The leaders Edition, state of 10 years of Open Data & Open Gov activism
This week is marked by the release of the 5th edition of the barometer by the Web Foundation : Leaders edition; and for the first time since its launch the barometer cover only 30 countries.
In this post, I won’t repeat what have been said in the report, but I will try to give explanations and recommendations to get the most from open data, not only to leaders.
Why this edition is so special ?
Among the 30 countries studied, scores in this Leaders Edition were, on average, two to three times higher than the scores of a wider group of 115 governments measured in the Fourth Edition. Which mean that these governments are indeed leaders in terms of overall performance.
This have been said, the overall conclusions remain the same over the last 5 years :
- Government still treat open data as a side project
- Fewer than 1 in 5 datasets are open
- Early world leaders are faltering
So first of all, the number of countries compared to the previous edition declined from 115 to 30 countries. Which mean comparing rank between the fourth and fifth edition is meaningless.
Secondly if we look at the top 10 countries in this edition, we’ll notice that the emerging impact is almost higher than 50 – except the last two countries. This is the key element of success of any open data initiative, if you release data to the public and nobody is able to use it, that mean you are not in the right way.
Finally, if we consider that most open data initiatives are treated as side projects, we cannot expect higher impact ! Governments should not release open data to get a higher score in any barometer.
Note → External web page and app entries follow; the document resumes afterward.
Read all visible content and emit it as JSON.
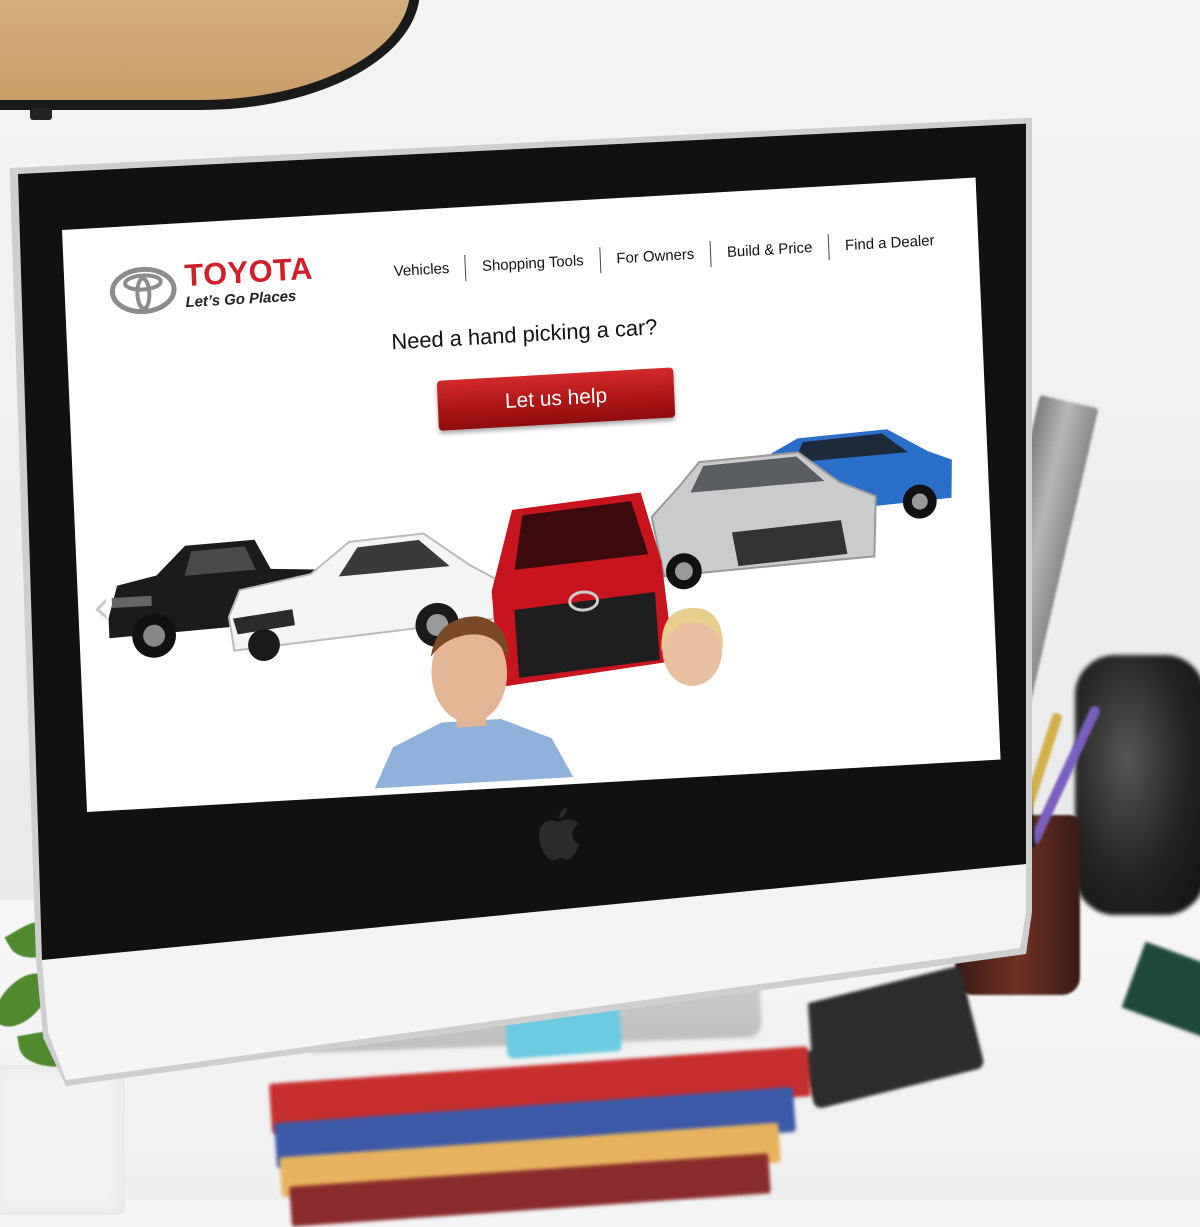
{
  "brand": {
    "name": "TOYOTA",
    "tagline": "Let’s Go Places",
    "color": "#d01e2a"
  },
  "nav": {
    "items": [
      {
        "label": "Vehicles"
      },
      {
        "label": "Shopping Tools"
      },
      {
        "label": "For Owners"
      },
      {
        "label": "Build & Price"
      },
      {
        "label": "Find a Dealer"
      }
    ]
  },
  "hero": {
    "headline": "Need a hand picking a car?",
    "cta_label": "Let us help",
    "cta_color": "#b11717"
  },
  "carousel": {
    "prev_icon": "chevron-left-icon",
    "next_icon": "chevron-right-icon",
    "prev_glyph": "‹",
    "next_glyph": "›",
    "vehicles": [
      {
        "name": "pickup-truck",
        "color": "#1b1b1b"
      },
      {
        "name": "white-sedan",
        "color": "#f4f4f4"
      },
      {
        "name": "red-sedan",
        "color": "#c8141c"
      },
      {
        "name": "silver-sedan",
        "color": "#c9cbcd"
      },
      {
        "name": "blue-suv",
        "color": "#2a6fc9"
      }
    ]
  }
}
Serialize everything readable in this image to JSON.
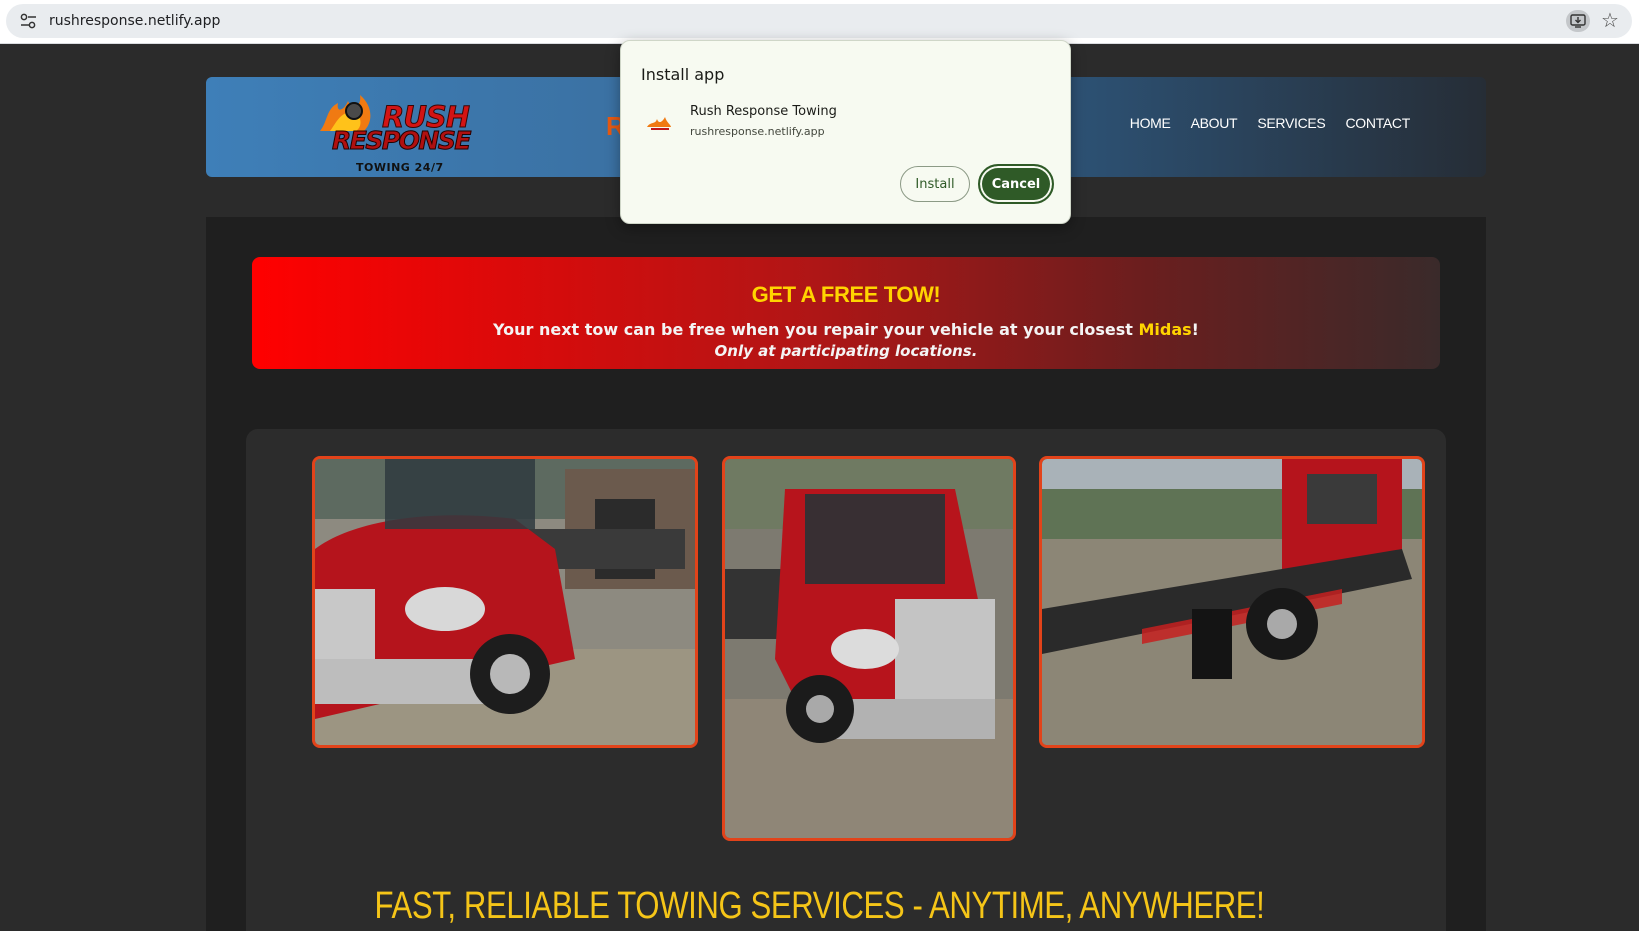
{
  "browser": {
    "url": "rushresponse.netlify.app",
    "icons": [
      "site-info-icon",
      "install-app-icon",
      "bookmark-star-icon"
    ]
  },
  "header": {
    "logo": {
      "line1": "RUSH",
      "line2": "RESPONSE",
      "tagline": "TOWING 24/7"
    },
    "brand_partial": "R",
    "nav": [
      "HOME",
      "ABOUT",
      "SERVICES",
      "CONTACT"
    ]
  },
  "promo": {
    "title": "GET A FREE TOW!",
    "line1_before": "Your next tow can be free when you repair your vehicle at your closest ",
    "line1_highlight": "Midas",
    "line1_after": "!",
    "line2": "Only at participating locations."
  },
  "gallery": {
    "photos": [
      "red-tow-truck-front-left",
      "red-tow-truck-front-right",
      "tow-truck-flatbed-side"
    ]
  },
  "tagline": "FAST, RELIABLE TOWING SERVICES - ANYTIME, ANYWHERE!",
  "dialog": {
    "title": "Install app",
    "app_name": "Rush Response Towing",
    "app_url": "rushresponse.netlify.app",
    "install_label": "Install",
    "cancel_label": "Cancel"
  },
  "colors": {
    "accent_yellow": "#ffd400",
    "photo_border": "#e2431a",
    "dialog_button": "#2f5a27"
  }
}
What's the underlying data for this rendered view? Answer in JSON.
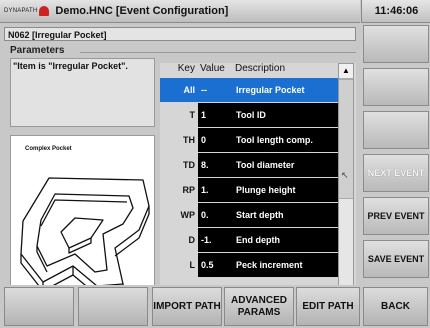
{
  "titlebar": {
    "logo_text": "DYNAPATH",
    "title": "Demo.HNC    [Event Configuration]"
  },
  "clock": "11:46:06",
  "path_name": "N062 [Irregular Pocket]",
  "params_section": {
    "title": "Parameters"
  },
  "message": "\"Item is \"Irregular Pocket\".",
  "image": {
    "caption": "Complex Pocket"
  },
  "table": {
    "headers": {
      "key": "Key",
      "value": "Value",
      "description": "Description"
    },
    "rows": [
      {
        "key": "All",
        "value": "--",
        "description": "Irregular Pocket",
        "selected": true
      },
      {
        "key": "T",
        "value": "1",
        "description": "Tool ID"
      },
      {
        "key": "TH",
        "value": "0",
        "description": "Tool length comp."
      },
      {
        "key": "TD",
        "value": "8.",
        "description": "Tool diameter"
      },
      {
        "key": "RP",
        "value": "1.",
        "description": "Plunge height"
      },
      {
        "key": "WP",
        "value": "0.",
        "description": "Start depth"
      },
      {
        "key": "D",
        "value": "-1.",
        "description": "End depth"
      },
      {
        "key": "L",
        "value": "0.5",
        "description": "Peck increment"
      }
    ]
  },
  "side_buttons": [
    "",
    "",
    "",
    "NEXT EVENT",
    "PREV EVENT",
    "SAVE EVENT"
  ],
  "bottom_buttons": [
    "",
    "",
    "IMPORT PATH",
    "ADVANCED PARAMS",
    "EDIT PATH",
    "BACK"
  ],
  "colors": {
    "selected_row": "#1a6fd1",
    "value_cell_bg": "#000000",
    "logo_red": "#cc2222"
  }
}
Open Data should answer citizens everyday’s problems. if we want governments collaborate with their citizens, private sector, and NGOs, we need to see the results of this collaboration in the impact’s score.
Where are the ODC adopters ?
Many national and local governments adopter the open data charter principles, some of them are part of this leaders edition. Except two national governments, most of the emerging impact scores in this leaders edition are higher than 10.
The example of Sierra Leone is amazing, because with the lowest readiness and implementation score of respectively 33 and 23, they were able to get a score of 10 in impact which is Huge performance !
Where to go next ?
I think the ODC is where governments should go next if they are not there, however the formula of success in any open data initiative is very simple :
- Classify your data
- Implement information systems to manage all your data
- Automate the publication process with your OD portal
- Communicate with data users
- Go to step 1.
Following these steps governments should be able to comply with ODC charter principles by publishing by default accessible and usable data in a timely and comprehensive way.
I think governments looking to get the most of open data should work more on implementing strong information systems and integrate them with their open data portals. That’s the first part, the second part is to communicate with data users via events or hackathons, to evaluate the quality of data they are publishing and find out the missing data that the users need.
And if we will be able to make open data a part of day-to-day governance, we should not see it anymore as a side project. Governance and citizen engagement will be highly improved, and we can finally talk about innovation around open data, and the possibility of seeing some impacts on the economy.
Thank you and looking to hear your feedback and suggestions.